WORK ITEM:
What you return must be the data below, word for word, without any images.

DATASET EXCERPTS:
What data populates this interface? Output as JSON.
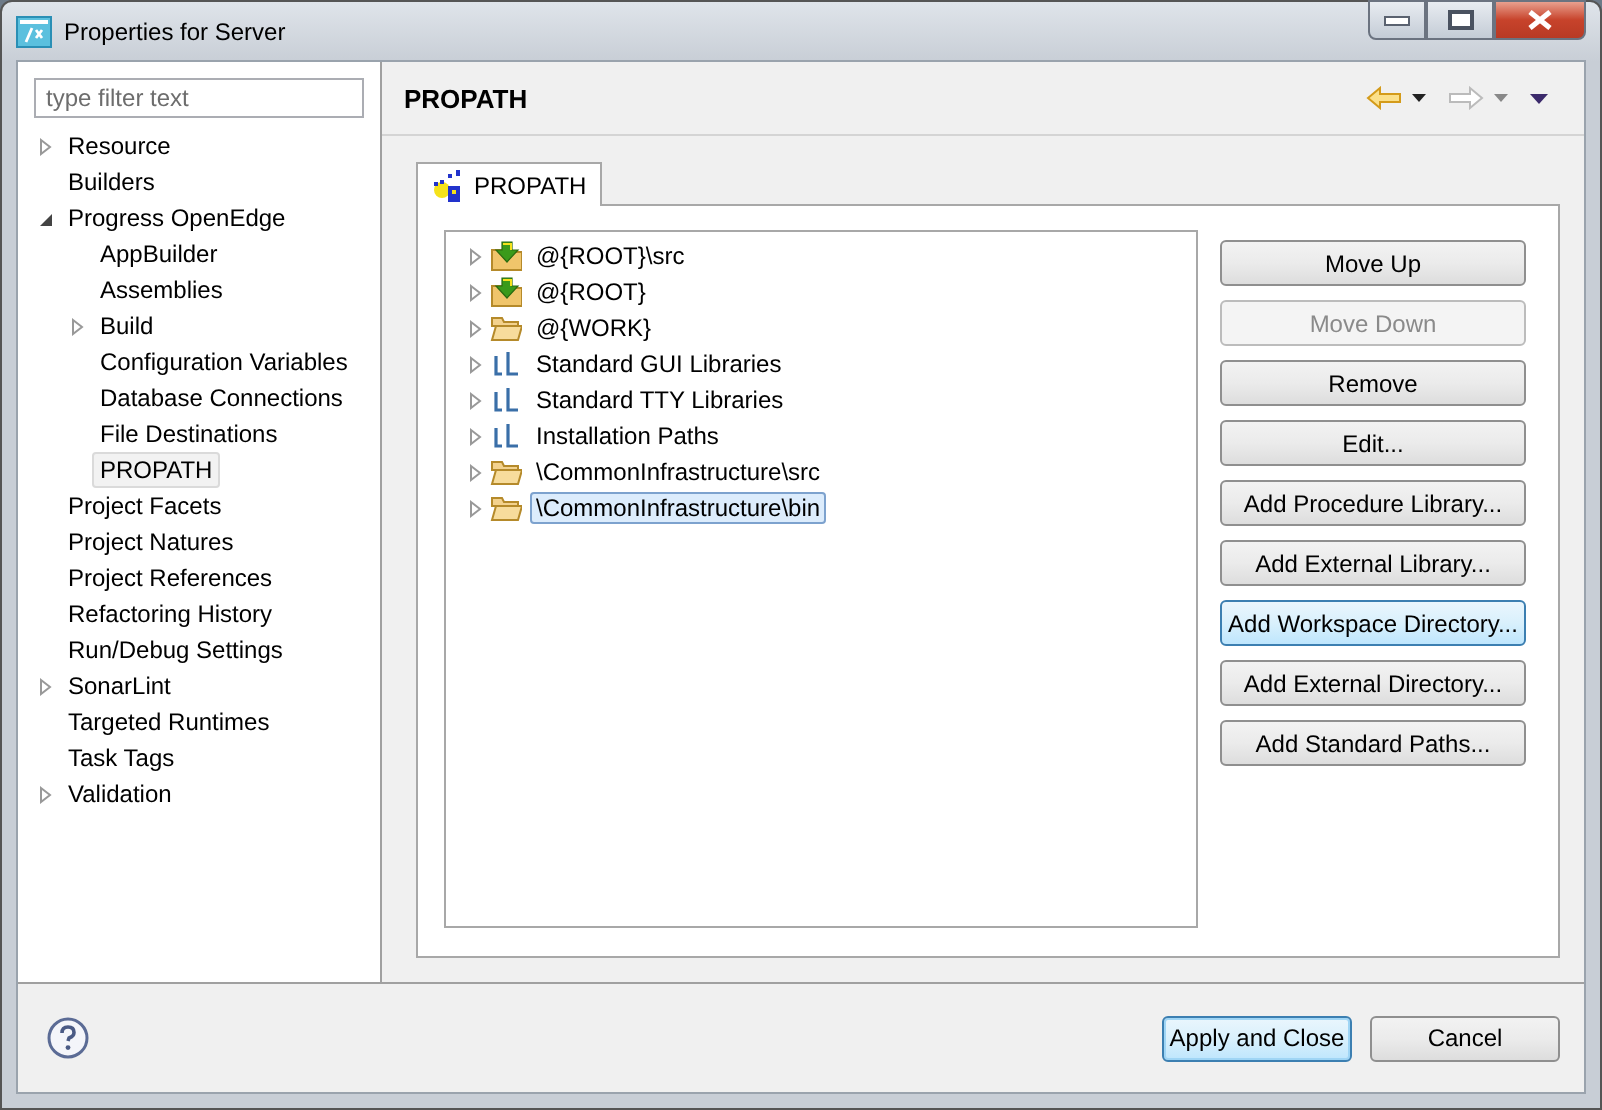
{
  "window": {
    "title": "Properties for Server"
  },
  "filter": {
    "placeholder": "type filter text"
  },
  "sidebar": {
    "items": [
      {
        "label": "Resource",
        "expanded": false,
        "selected": false
      },
      {
        "label": "Builders",
        "selected": false
      },
      {
        "label": "Progress OpenEdge",
        "expanded": true,
        "selected": false,
        "children": [
          {
            "label": "AppBuilder",
            "selected": false
          },
          {
            "label": "Assemblies",
            "selected": false
          },
          {
            "label": "Build",
            "expanded": false,
            "selected": false
          },
          {
            "label": "Configuration Variables",
            "selected": false
          },
          {
            "label": "Database Connections",
            "selected": false
          },
          {
            "label": "File Destinations",
            "selected": false
          },
          {
            "label": "PROPATH",
            "selected": true
          }
        ]
      },
      {
        "label": "Project Facets",
        "selected": false
      },
      {
        "label": "Project Natures",
        "selected": false
      },
      {
        "label": "Project References",
        "selected": false
      },
      {
        "label": "Refactoring History",
        "selected": false
      },
      {
        "label": "Run/Debug Settings",
        "selected": false
      },
      {
        "label": "SonarLint",
        "expanded": false,
        "selected": false
      },
      {
        "label": "Targeted Runtimes",
        "selected": false
      },
      {
        "label": "Task Tags",
        "selected": false
      },
      {
        "label": "Validation",
        "expanded": false,
        "selected": false
      }
    ]
  },
  "page": {
    "title": "PROPATH",
    "tabs": [
      {
        "label": "PROPATH",
        "selected": true
      }
    ],
    "entries": [
      {
        "kind": "root",
        "label": "@{ROOT}\\src",
        "selected": false
      },
      {
        "kind": "root",
        "label": "@{ROOT}",
        "selected": false
      },
      {
        "kind": "folder",
        "label": "@{WORK}",
        "selected": false
      },
      {
        "kind": "library",
        "label": "Standard GUI Libraries",
        "selected": false
      },
      {
        "kind": "library",
        "label": "Standard TTY Libraries",
        "selected": false
      },
      {
        "kind": "library",
        "label": "Installation Paths",
        "selected": false
      },
      {
        "kind": "folder",
        "label": "\\CommonInfrastructure\\src",
        "selected": false
      },
      {
        "kind": "folder",
        "label": "\\CommonInfrastructure\\bin",
        "selected": true
      }
    ],
    "buttons": [
      {
        "label": "Move Up",
        "disabled": false,
        "focused": false
      },
      {
        "label": "Move Down",
        "disabled": true,
        "focused": false
      },
      {
        "label": "Remove",
        "disabled": false,
        "focused": false
      },
      {
        "label": "Edit...",
        "disabled": false,
        "focused": false
      },
      {
        "label": "Add Procedure Library...",
        "disabled": false,
        "focused": false
      },
      {
        "label": "Add External Library...",
        "disabled": false,
        "focused": false
      },
      {
        "label": "Add Workspace Directory...",
        "disabled": false,
        "focused": true
      },
      {
        "label": "Add External Directory...",
        "disabled": false,
        "focused": false
      },
      {
        "label": "Add Standard Paths...",
        "disabled": false,
        "focused": false
      }
    ]
  },
  "footer": {
    "buttons": [
      {
        "label": "Apply and Close",
        "default": true
      },
      {
        "label": "Cancel",
        "default": false
      }
    ]
  }
}
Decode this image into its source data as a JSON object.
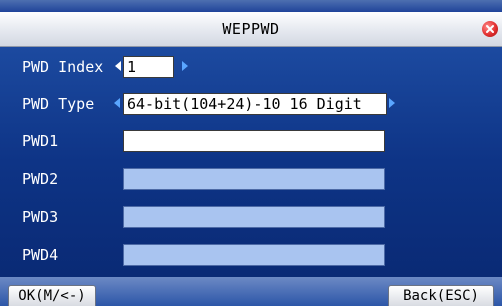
{
  "window": {
    "title": "WEPPWD"
  },
  "form": {
    "pwd_index": {
      "label": "PWD Index",
      "value": "1"
    },
    "pwd_type": {
      "label": "PWD Type",
      "value": "64-bit(104+24)-10 16 Digit"
    },
    "pwd1": {
      "label": "PWD1",
      "value": ""
    },
    "pwd2": {
      "label": "PWD2",
      "value": ""
    },
    "pwd3": {
      "label": "PWD3",
      "value": ""
    },
    "pwd4": {
      "label": "PWD4",
      "value": ""
    }
  },
  "footer": {
    "ok_label": "OK(M/<-)",
    "back_label": "Back(ESC)"
  },
  "icons": {
    "close": "close-icon",
    "prev": "arrow-left-icon",
    "next": "arrow-right-icon"
  },
  "colors": {
    "background": "#0e3486",
    "titlebar": "#e9ecf2",
    "active_field": "#ffffff",
    "inactive_field": "#a9c4f0",
    "close_button": "#e23030"
  }
}
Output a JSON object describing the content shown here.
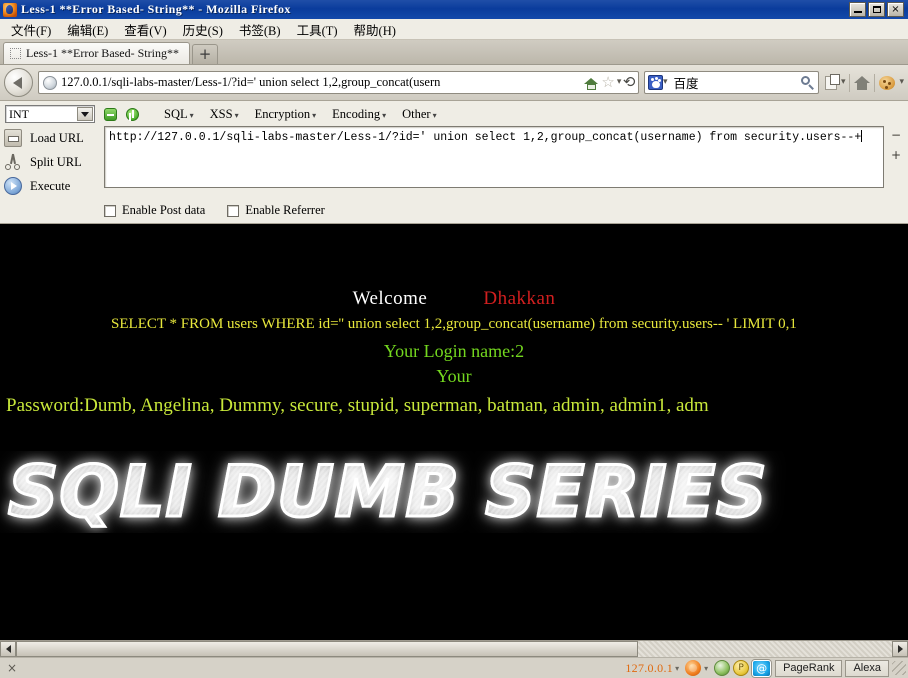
{
  "window": {
    "title": "Less-1 **Error Based- String** - Mozilla Firefox",
    "minimize_label": "",
    "maximize_label": "",
    "close_label": "×"
  },
  "menubar": {
    "items": [
      {
        "label": "文件(F)",
        "name": "menu-file"
      },
      {
        "label": "编辑(E)",
        "name": "menu-edit"
      },
      {
        "label": "查看(V)",
        "name": "menu-view"
      },
      {
        "label": "历史(S)",
        "name": "menu-history"
      },
      {
        "label": "书签(B)",
        "name": "menu-bookmarks"
      },
      {
        "label": "工具(T)",
        "name": "menu-tools"
      },
      {
        "label": "帮助(H)",
        "name": "menu-help"
      }
    ]
  },
  "tabs": {
    "active_label": "Less-1 **Error Based- String**",
    "newtab_label": "+"
  },
  "navbar": {
    "back_label": "←",
    "url": "127.0.0.1/sqli-labs-master/Less-1/?id=' union select 1,2,group_concat(usern",
    "star_label": "☆",
    "caret_label": "▾",
    "reload_label": "⟳",
    "search_engine": "百度",
    "search_value": "",
    "home_label": "",
    "dropdown_label": "▾"
  },
  "hackbar": {
    "type_select": "INT",
    "menus": [
      {
        "label": "SQL",
        "name": "hackbar-menu-sql"
      },
      {
        "label": "XSS",
        "name": "hackbar-menu-xss"
      },
      {
        "label": "Encryption",
        "name": "hackbar-menu-encryption"
      },
      {
        "label": "Encoding",
        "name": "hackbar-menu-encoding"
      },
      {
        "label": "Other",
        "name": "hackbar-menu-other"
      }
    ],
    "caret": "▾",
    "actions": [
      {
        "label": "Load URL",
        "name": "load-url-button"
      },
      {
        "label": "Split URL",
        "name": "split-url-button"
      },
      {
        "label": "Execute",
        "name": "execute-button"
      }
    ],
    "url_value": "http://127.0.0.1/sqli-labs-master/Less-1/?id=' union select 1,2,group_concat(username) from security.users--+",
    "minus_button": "−",
    "plus_button": "+",
    "checkboxes": [
      {
        "label": "Enable Post data",
        "checked": false,
        "name": "enable-post-data-checkbox"
      },
      {
        "label": "Enable Referrer",
        "checked": false,
        "name": "enable-referrer-checkbox"
      }
    ]
  },
  "page": {
    "welcome": "Welcome",
    "brand": "Dhakkan",
    "sql_query": "SELECT * FROM users WHERE id='' union select 1,2,group_concat(username) from security.users-- ' LIMIT 0,1",
    "login_name_label": "Your Login name:2",
    "your_label": "Your",
    "password_line": "Password:Dumb, Angelina, Dummy, secure, stupid, superman, batman, admin, admin1, adm",
    "banner_text": "SQLI DUMB SERIES",
    "colors": {
      "background": "#000000",
      "welcome": "#ffffff",
      "brand": "#d21f1f",
      "sql": "#e8e83c",
      "login": "#74d81f",
      "password": "#c8e83a"
    }
  },
  "statusbar": {
    "close_label": "×",
    "ip": "127.0.0.1",
    "caret": "▾",
    "at_label": "@",
    "p_label": "P",
    "buttons": [
      {
        "label": "PageRank",
        "name": "pagerank-button"
      },
      {
        "label": "Alexa",
        "name": "alexa-button"
      }
    ]
  },
  "scrollbar": {
    "left_arrow": "◀",
    "right_arrow": "▶"
  }
}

COMPLETED TASK:
What data populates this interface? Output as JSON.
{
  "window": {
    "title": "Properties for Server"
  },
  "filter": {
    "placeholder": "type filter text"
  },
  "sidebar": {
    "items": [
      {
        "label": "Resource",
        "expanded": false,
        "selected": false
      },
      {
        "label": "Builders",
        "selected": false
      },
      {
        "label": "Progress OpenEdge",
        "expanded": true,
        "selected": false,
        "children": [
          {
            "label": "AppBuilder",
            "selected": false
          },
          {
            "label": "Assemblies",
            "selected": false
          },
          {
            "label": "Build",
            "expanded": false,
            "selected": false
          },
          {
            "label": "Configuration Variables",
            "selected": false
          },
          {
            "label": "Database Connections",
            "selected": false
          },
          {
            "label": "File Destinations",
            "selected": false
          },
          {
            "label": "PROPATH",
            "selected": true
          }
        ]
      },
      {
        "label": "Project Facets",
        "selected": false
      },
      {
        "label": "Project Natures",
        "selected": false
      },
      {
        "label": "Project References",
        "selected": false
      },
      {
        "label": "Refactoring History",
        "selected": false
      },
      {
        "label": "Run/Debug Settings",
        "selected": false
      },
      {
        "label": "SonarLint",
        "expanded": false,
        "selected": false
      },
      {
        "label": "Targeted Runtimes",
        "selected": false
      },
      {
        "label": "Task Tags",
        "selected": false
      },
      {
        "label": "Validation",
        "expanded": false,
        "selected": false
      }
    ]
  },
  "page": {
    "title": "PROPATH",
    "tabs": [
      {
        "label": "PROPATH",
        "selected": true
      }
    ],
    "entries": [
      {
        "kind": "root",
        "label": "@{ROOT}\\src",
        "selected": false
      },
      {
        "kind": "root",
        "label": "@{ROOT}",
        "selected": false
      },
      {
        "kind": "folder",
        "label": "@{WORK}",
        "selected": false
      },
      {
        "kind": "library",
        "label": "Standard GUI Libraries",
        "selected": false
      },
      {
        "kind": "library",
        "label": "Standard TTY Libraries",
        "selected": false
      },
      {
        "kind": "library",
        "label": "Installation Paths",
        "selected": false
      },
      {
        "kind": "folder",
        "label": "\\CommonInfrastructure\\src",
        "selected": false
      },
      {
        "kind": "folder",
        "label": "\\CommonInfrastructure\\bin",
        "selected": true
      }
    ],
    "buttons": [
      {
        "label": "Move Up",
        "disabled": false,
        "focused": false
      },
      {
        "label": "Move Down",
        "disabled": true,
        "focused": false
      },
      {
        "label": "Remove",
        "disabled": false,
        "focused": false
      },
      {
        "label": "Edit...",
        "disabled": false,
        "focused": false
      },
      {
        "label": "Add Procedure Library...",
        "disabled": false,
        "focused": false
      },
      {
        "label": "Add External Library...",
        "disabled": false,
        "focused": false
      },
      {
        "label": "Add Workspace Directory...",
        "disabled": false,
        "focused": true
      },
      {
        "label": "Add External Directory...",
        "disabled": false,
        "focused": false
      },
      {
        "label": "Add Standard Paths...",
        "disabled": false,
        "focused": false
      }
    ]
  },
  "footer": {
    "buttons": [
      {
        "label": "Apply and Close",
        "default": true
      },
      {
        "label": "Cancel",
        "default": false
      }
    ]
  }
}
Decode this image into its source data as a JSON object.
{
  "window": {
    "title": "WEPPWD"
  },
  "form": {
    "pwd_index": {
      "label": "PWD Index",
      "value": "1"
    },
    "pwd_type": {
      "label": "PWD Type",
      "value": "64-bit(104+24)-10 16 Digit"
    },
    "pwd1": {
      "label": "PWD1",
      "value": ""
    },
    "pwd2": {
      "label": "PWD2",
      "value": ""
    },
    "pwd3": {
      "label": "PWD3",
      "value": ""
    },
    "pwd4": {
      "label": "PWD4",
      "value": ""
    }
  },
  "footer": {
    "ok_label": "OK(M/<-)",
    "back_label": "Back(ESC)"
  },
  "icons": {
    "close": "close-icon",
    "prev": "arrow-left-icon",
    "next": "arrow-right-icon"
  },
  "colors": {
    "background": "#0e3486",
    "titlebar": "#e9ecf2",
    "active_field": "#ffffff",
    "inactive_field": "#a9c4f0",
    "close_button": "#e23030"
  }
}
Output a JSON object describing the content shown here.
{
  "window": {
    "title": "Less-1 **Error Based- String** - Mozilla Firefox",
    "minimize_label": "",
    "maximize_label": "",
    "close_label": "×"
  },
  "menubar": {
    "items": [
      {
        "label": "文件(F)",
        "name": "menu-file"
      },
      {
        "label": "编辑(E)",
        "name": "menu-edit"
      },
      {
        "label": "查看(V)",
        "name": "menu-view"
      },
      {
        "label": "历史(S)",
        "name": "menu-history"
      },
      {
        "label": "书签(B)",
        "name": "menu-bookmarks"
      },
      {
        "label": "工具(T)",
        "name": "menu-tools"
      },
      {
        "label": "帮助(H)",
        "name": "menu-help"
      }
    ]
  },
  "tabs": {
    "active_label": "Less-1 **Error Based- String**",
    "newtab_label": "+"
  },
  "navbar": {
    "back_label": "←",
    "url": "127.0.0.1/sqli-labs-master/Less-1/?id=' union select 1,2,group_concat(usern",
    "star_label": "☆",
    "caret_label": "▾",
    "reload_label": "⟳",
    "search_engine": "百度",
    "search_value": "",
    "home_label": "",
    "dropdown_label": "▾"
  },
  "hackbar": {
    "type_select": "INT",
    "menus": [
      {
        "label": "SQL",
        "name": "hackbar-menu-sql"
      },
      {
        "label": "XSS",
        "name": "hackbar-menu-xss"
      },
      {
        "label": "Encryption",
        "name": "hackbar-menu-encryption"
      },
      {
        "label": "Encoding",
        "name": "hackbar-menu-encoding"
      },
      {
        "label": "Other",
        "name": "hackbar-menu-other"
      }
    ],
    "caret": "▾",
    "actions": [
      {
        "label": "Load URL",
        "name": "load-url-button"
      },
      {
        "label": "Split URL",
        "name": "split-url-button"
      },
      {
        "label": "Execute",
        "name": "execute-button"
      }
    ],
    "url_value": "http://127.0.0.1/sqli-labs-master/Less-1/?id=' union select 1,2,group_concat(username) from security.users--+",
    "minus_button": "−",
    "plus_button": "+",
    "checkboxes": [
      {
        "label": "Enable Post data",
        "checked": false,
        "name": "enable-post-data-checkbox"
      },
      {
        "label": "Enable Referrer",
        "checked": false,
        "name": "enable-referrer-checkbox"
      }
    ]
  },
  "page": {
    "welcome": "Welcome",
    "brand": "Dhakkan",
    "sql_query": "SELECT * FROM users WHERE id='' union select 1,2,group_concat(username) from security.users-- ' LIMIT 0,1",
    "login_name_label": "Your Login name:2",
    "your_label": "Your",
    "password_line": "Password:Dumb, Angelina, Dummy, secure, stupid, superman, batman, admin, admin1, adm",
    "banner_text": "SQLI DUMB SERIES",
    "colors": {
      "background": "#000000",
      "welcome": "#ffffff",
      "brand": "#d21f1f",
      "sql": "#e8e83c",
      "login": "#74d81f",
      "password": "#c8e83a"
    }
  },
  "statusbar": {
    "close_label": "×",
    "ip": "127.0.0.1",
    "caret": "▾",
    "at_label": "@",
    "p_label": "P",
    "buttons": [
      {
        "label": "PageRank",
        "name": "pagerank-button"
      },
      {
        "label": "Alexa",
        "name": "alexa-button"
      }
    ]
  },
  "scrollbar": {
    "left_arrow": "◀",
    "right_arrow": "▶"
  }
}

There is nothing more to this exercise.